■ What needs to be done ■
Your task is to copy each line of the material that includes "manifest".

■ Given records ■
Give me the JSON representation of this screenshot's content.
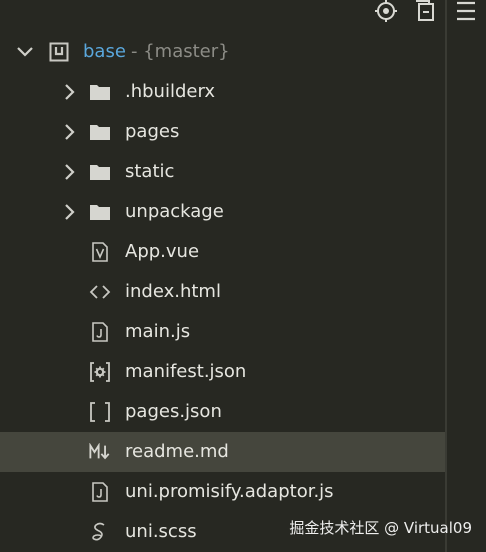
{
  "toolbar": {
    "locate_icon": "crosshair-icon",
    "collapse_icon": "collapse-all-icon",
    "menu_icon": "hamburger-menu-icon"
  },
  "tree": {
    "root": {
      "label": "base",
      "branch": "- {master}",
      "expanded": true,
      "icon": "project-icon"
    },
    "items": [
      {
        "label": ".hbuilderx",
        "type": "folder",
        "expandable": true,
        "icon": "folder-icon"
      },
      {
        "label": "pages",
        "type": "folder",
        "expandable": true,
        "icon": "folder-icon"
      },
      {
        "label": "static",
        "type": "folder",
        "expandable": true,
        "icon": "folder-icon"
      },
      {
        "label": "unpackage",
        "type": "folder",
        "expandable": true,
        "icon": "folder-icon"
      },
      {
        "label": "App.vue",
        "type": "file",
        "icon": "vue-file-icon"
      },
      {
        "label": "index.html",
        "type": "file",
        "icon": "html-file-icon"
      },
      {
        "label": "main.js",
        "type": "file",
        "icon": "js-file-icon"
      },
      {
        "label": "manifest.json",
        "type": "file",
        "icon": "manifest-json-icon"
      },
      {
        "label": "pages.json",
        "type": "file",
        "icon": "json-file-icon"
      },
      {
        "label": "readme.md",
        "type": "file",
        "icon": "markdown-file-icon",
        "selected": true
      },
      {
        "label": "uni.promisify.adaptor.js",
        "type": "file",
        "icon": "js-file-icon"
      },
      {
        "label": "uni.scss",
        "type": "file",
        "icon": "scss-file-icon"
      }
    ]
  },
  "watermark": "掘金技术社区 @ Virtual09",
  "colors": {
    "background": "#272822",
    "selected_row": "#45463d",
    "root_label": "#5aa7dc",
    "text": "#e6e6e0"
  }
}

■ Task output ■
        "label": "manifest.json",
        "icon": "manifest-json-icon"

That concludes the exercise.